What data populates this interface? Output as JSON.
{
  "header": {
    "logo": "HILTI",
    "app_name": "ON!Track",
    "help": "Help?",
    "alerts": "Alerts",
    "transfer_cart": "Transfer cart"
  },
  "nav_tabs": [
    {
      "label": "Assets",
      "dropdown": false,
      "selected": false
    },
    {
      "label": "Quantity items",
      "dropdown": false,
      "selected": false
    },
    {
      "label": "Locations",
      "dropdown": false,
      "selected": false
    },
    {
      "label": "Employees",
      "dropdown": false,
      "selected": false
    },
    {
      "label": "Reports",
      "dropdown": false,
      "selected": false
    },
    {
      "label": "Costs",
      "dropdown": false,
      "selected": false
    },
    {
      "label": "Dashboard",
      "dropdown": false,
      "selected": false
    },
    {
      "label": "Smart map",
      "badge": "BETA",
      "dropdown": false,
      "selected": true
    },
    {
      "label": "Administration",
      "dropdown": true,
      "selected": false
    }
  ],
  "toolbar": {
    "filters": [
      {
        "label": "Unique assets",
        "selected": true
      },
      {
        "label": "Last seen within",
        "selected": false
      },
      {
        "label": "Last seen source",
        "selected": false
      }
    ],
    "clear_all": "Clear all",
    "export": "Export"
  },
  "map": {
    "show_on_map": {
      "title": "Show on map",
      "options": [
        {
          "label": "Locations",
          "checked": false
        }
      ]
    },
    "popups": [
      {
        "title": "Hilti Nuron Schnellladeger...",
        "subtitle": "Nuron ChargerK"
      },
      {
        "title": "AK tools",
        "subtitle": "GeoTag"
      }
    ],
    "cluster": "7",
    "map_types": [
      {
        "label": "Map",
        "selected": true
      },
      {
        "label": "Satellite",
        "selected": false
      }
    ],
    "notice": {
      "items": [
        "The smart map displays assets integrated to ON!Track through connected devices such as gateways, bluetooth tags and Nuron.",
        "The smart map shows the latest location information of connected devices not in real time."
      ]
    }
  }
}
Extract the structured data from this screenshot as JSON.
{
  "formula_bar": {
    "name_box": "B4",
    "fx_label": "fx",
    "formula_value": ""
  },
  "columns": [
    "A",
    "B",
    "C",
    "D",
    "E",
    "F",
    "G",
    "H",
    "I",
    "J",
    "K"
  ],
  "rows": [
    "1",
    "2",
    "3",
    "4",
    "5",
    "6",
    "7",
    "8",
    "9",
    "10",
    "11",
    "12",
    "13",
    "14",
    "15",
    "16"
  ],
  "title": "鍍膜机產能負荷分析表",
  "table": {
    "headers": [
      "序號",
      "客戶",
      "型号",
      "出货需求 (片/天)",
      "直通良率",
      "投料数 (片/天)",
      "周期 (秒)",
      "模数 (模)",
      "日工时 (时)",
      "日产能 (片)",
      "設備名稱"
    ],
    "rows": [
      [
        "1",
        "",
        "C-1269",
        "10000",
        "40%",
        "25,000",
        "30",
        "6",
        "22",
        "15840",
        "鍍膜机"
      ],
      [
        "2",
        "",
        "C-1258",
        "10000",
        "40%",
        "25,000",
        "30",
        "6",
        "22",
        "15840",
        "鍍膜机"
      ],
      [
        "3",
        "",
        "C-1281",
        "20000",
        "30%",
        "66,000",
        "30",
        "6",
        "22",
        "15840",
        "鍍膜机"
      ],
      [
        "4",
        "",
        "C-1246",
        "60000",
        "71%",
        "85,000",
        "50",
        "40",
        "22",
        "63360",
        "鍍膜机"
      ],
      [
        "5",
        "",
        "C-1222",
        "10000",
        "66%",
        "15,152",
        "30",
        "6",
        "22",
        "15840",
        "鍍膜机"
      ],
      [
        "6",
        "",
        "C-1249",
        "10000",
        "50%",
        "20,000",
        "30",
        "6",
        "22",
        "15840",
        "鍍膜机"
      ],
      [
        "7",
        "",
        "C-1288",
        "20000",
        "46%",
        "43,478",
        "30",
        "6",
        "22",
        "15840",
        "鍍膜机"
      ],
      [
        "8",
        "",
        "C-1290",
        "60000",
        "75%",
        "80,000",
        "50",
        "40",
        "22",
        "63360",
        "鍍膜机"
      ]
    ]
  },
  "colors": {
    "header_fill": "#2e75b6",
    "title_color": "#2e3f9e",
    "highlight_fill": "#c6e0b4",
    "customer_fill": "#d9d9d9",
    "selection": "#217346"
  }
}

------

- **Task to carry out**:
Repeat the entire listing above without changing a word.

- **Answer to this task**:
What data populates this interface? Output as JSON.
{
  "header": {
    "logo": "HILTI",
    "app_name": "ON!Track",
    "help": "Help?",
    "alerts": "Alerts",
    "transfer_cart": "Transfer cart"
  },
  "nav_tabs": [
    {
      "label": "Assets",
      "dropdown": false,
      "selected": false
    },
    {
      "label": "Quantity items",
      "dropdown": false,
      "selected": false
    },
    {
      "label": "Locations",
      "dropdown": false,
      "selected": false
    },
    {
      "label": "Employees",
      "dropdown": false,
      "selected": false
    },
    {
      "label": "Reports",
      "dropdown": false,
      "selected": false
    },
    {
      "label": "Costs",
      "dropdown": false,
      "selected": false
    },
    {
      "label": "Dashboard",
      "dropdown": false,
      "selected": false
    },
    {
      "label": "Smart map",
      "badge": "BETA",
      "dropdown": false,
      "selected": true
    },
    {
      "label": "Administration",
      "dropdown": true,
      "selected": false
    }
  ],
  "toolbar": {
    "filters": [
      {
        "label": "Unique assets",
        "selected": true
      },
      {
        "label": "Last seen within",
        "selected": false
      },
      {
        "label": "Last seen source",
        "selected": false
      }
    ],
    "clear_all": "Clear all",
    "export": "Export"
  },
  "map": {
    "show_on_map": {
      "title": "Show on map",
      "options": [
        {
          "label": "Locations",
          "checked": false
        }
      ]
    },
    "popups": [
      {
        "title": "Hilti Nuron Schnellladeger...",
        "subtitle": "Nuron ChargerK"
      },
      {
        "title": "AK tools",
        "subtitle": "GeoTag"
      }
    ],
    "cluster": "7",
    "map_types": [
      {
        "label": "Map",
        "selected": true
      },
      {
        "label": "Satellite",
        "selected": false
      }
    ],
    "notice": {
      "items": [
        "The smart map displays assets integrated to ON!Track through connected devices such as gateways, bluetooth tags and Nuron.",
        "The smart map shows the latest location information of connected devices not in real time."
      ]
    }
  }
}
Extract the structured data from this screenshot as JSON.
{
  "formula_bar": {
    "name_box": "B4",
    "fx_label": "fx",
    "formula_value": ""
  },
  "columns": [
    "A",
    "B",
    "C",
    "D",
    "E",
    "F",
    "G",
    "H",
    "I",
    "J",
    "K"
  ],
  "rows": [
    "1",
    "2",
    "3",
    "4",
    "5",
    "6",
    "7",
    "8",
    "9",
    "10",
    "11",
    "12",
    "13",
    "14",
    "15",
    "16"
  ],
  "title": "鍍膜机產能負荷分析表",
  "table": {
    "headers": [
      "序號",
      "客戶",
      "型号",
      "出货需求 (片/天)",
      "直通良率",
      "投料数 (片/天)",
      "周期 (秒)",
      "模数 (模)",
      "日工时 (时)",
      "日产能 (片)",
      "設備名稱"
    ],
    "rows": [
      [
        "1",
        "",
        "C-1269",
        "10000",
        "40%",
        "25,000",
        "30",
        "6",
        "22",
        "15840",
        "鍍膜机"
      ],
      [
        "2",
        "",
        "C-1258",
        "10000",
        "40%",
        "25,000",
        "30",
        "6",
        "22",
        "15840",
        "鍍膜机"
      ],
      [
        "3",
        "",
        "C-1281",
        "20000",
        "30%",
        "66,000",
        "30",
        "6",
        "22",
        "15840",
        "鍍膜机"
      ],
      [
        "4",
        "",
        "C-1246",
        "60000",
        "71%",
        "85,000",
        "50",
        "40",
        "22",
        "63360",
        "鍍膜机"
      ],
      [
        "5",
        "",
        "C-1222",
        "10000",
        "66%",
        "15,152",
        "30",
        "6",
        "22",
        "15840",
        "鍍膜机"
      ],
      [
        "6",
        "",
        "C-1249",
        "10000",
        "50%",
        "20,000",
        "30",
        "6",
        "22",
        "15840",
        "鍍膜机"
      ],
      [
        "7",
        "",
        "C-1288",
        "20000",
        "46%",
        "43,478",
        "30",
        "6",
        "22",
        "15840",
        "鍍膜机"
      ],
      [
        "8",
        "",
        "C-1290",
        "60000",
        "75%",
        "80,000",
        "50",
        "40",
        "22",
        "63360",
        "鍍膜机"
      ]
    ]
  },
  "colors": {
    "header_fill": "#2e75b6",
    "title_color": "#2e3f9e",
    "highlight_fill": "#c6e0b4",
    "customer_fill": "#d9d9d9",
    "selection": "#217346"
  }
}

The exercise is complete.